New York Times’ 100 Notable Books.

It’s getting to be my favorite time of the year—at least as far as book lists go. The New York Times’ notable “100 Notable Books” is the monarch of lists, and it’s a good one. I can recommend several titles on the list, a few of which I’ve reviewed before:


  • A Constellation of Vital Phenomena, Anthony Marra (review)
  • Dissident Gardens, Jonathan Lethem (my review is upcoming)
  • The Infatuations, Javier Marías (probably the best novel I’ve read this year; my essay)
  • The Lowland, Jhumpa Lahiri (my review upcoming)
  • The Sound of Things Falling, Juan Gabríel Vásquez (my review upcoming)
  • Tenth of December, George Saunders (review)


  • My Beloved World, Sonia Sotomayor (review)

For more “best” books lists go here.

“The Darkness is Deep Indeed”: Essay on Javier Marias.

theinfatuationsMy essay on Spanish writer Javier Marías has gone live at The Millions. It’s also a review of his latest novel, The Infatuations, which was just released this past Tuesday (August 11). The very short and very rough version of the essay: Marías is brilliant, and the book is brilliant, and you should read it. The full essay opens:

Maria Dolz sees the same couple at the same café in the same city, Madrid, nearly every morning. “[T]he sight of them together” calmed her, and provided her “with a vision of an orderly or, if you prefer, harmonious world.” Maria works for a book publisher, where she often must deal with vain and pretentious authors — including one who is so infatuated with the Nobel Prize that he has already prepared an acceptance speech in Swedish. She is somewhere just south of 40, and has not married. To her, the couple was the ideal form of love, a couple who unselfconsciously enjoyed every second in each other’s presence. “[I] didn’t regard them with envy, not at all,” Maria says, “but with a feeling of relief that in the real world there could exist what I believed to be a perfect couple.”

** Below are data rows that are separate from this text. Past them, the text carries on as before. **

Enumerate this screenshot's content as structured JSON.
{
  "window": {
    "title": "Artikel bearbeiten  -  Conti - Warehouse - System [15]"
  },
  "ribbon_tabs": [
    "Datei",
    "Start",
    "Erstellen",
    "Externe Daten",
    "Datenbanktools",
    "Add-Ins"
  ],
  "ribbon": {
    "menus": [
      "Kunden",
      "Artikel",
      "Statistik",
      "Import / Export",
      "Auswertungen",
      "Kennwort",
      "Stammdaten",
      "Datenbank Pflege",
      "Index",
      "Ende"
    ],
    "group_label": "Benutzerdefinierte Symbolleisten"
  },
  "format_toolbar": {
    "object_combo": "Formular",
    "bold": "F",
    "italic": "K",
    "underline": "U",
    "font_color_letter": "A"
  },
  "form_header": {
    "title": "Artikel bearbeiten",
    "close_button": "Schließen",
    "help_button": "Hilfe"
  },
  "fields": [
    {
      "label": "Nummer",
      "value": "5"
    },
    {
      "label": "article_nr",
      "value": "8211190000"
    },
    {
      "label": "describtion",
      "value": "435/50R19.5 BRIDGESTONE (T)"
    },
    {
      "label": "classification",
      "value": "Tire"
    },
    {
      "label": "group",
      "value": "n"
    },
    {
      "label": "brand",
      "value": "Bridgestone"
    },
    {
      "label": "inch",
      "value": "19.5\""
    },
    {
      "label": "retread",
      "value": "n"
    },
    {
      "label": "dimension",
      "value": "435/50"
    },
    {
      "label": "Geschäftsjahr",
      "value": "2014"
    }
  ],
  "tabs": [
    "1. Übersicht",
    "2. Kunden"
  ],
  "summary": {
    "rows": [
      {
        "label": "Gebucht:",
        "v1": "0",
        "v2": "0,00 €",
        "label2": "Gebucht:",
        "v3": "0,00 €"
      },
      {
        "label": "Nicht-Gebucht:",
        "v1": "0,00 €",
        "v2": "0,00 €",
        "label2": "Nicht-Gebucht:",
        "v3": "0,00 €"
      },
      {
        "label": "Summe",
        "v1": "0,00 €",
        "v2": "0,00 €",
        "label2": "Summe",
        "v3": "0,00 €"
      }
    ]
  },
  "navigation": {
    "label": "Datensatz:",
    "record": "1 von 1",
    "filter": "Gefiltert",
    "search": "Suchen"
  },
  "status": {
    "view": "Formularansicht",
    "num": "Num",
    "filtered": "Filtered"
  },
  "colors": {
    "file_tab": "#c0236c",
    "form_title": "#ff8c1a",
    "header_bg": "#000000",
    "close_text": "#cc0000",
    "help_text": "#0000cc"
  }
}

The Millions’ Most-Anticipated Books.

The Millions has posted its fantastic most-anticipated books list—this one of books for the second half of the year. Their round-ups are always must-reads.

One notable book on an auspicious list: The Infatuations by Javier Marías. My ARC of the book just arrived in the mail today, and I’m preparing an essay on Marías—an absolute genius—in time for the book’s August release. (It will be a review of the book, too.)

Paris Review Interview with Javier Marías.

Javier Marías, in an interview with The Paris Review:

Some have said that writing is a unique way of knowing, but it is a unique way of recognizing. This happens very often in Proust in particular. You read something and you say, Yes, this is true, this is something I have experienced, this is something I have seen, I have felt this, but I wouldn’t have been able to express it the way he has. Now I really know it. That is what the novel does better than any other genre or any other art, in my opinion. I wouldn’t say that I think best when I am writing. But I think differently.

I’m late to reading Marías, but I am glad I finally tackled A Heart So White. Breathtaking book.

One of these days I will get through the absolute treasure-trove that is the PR’s collection of interviews.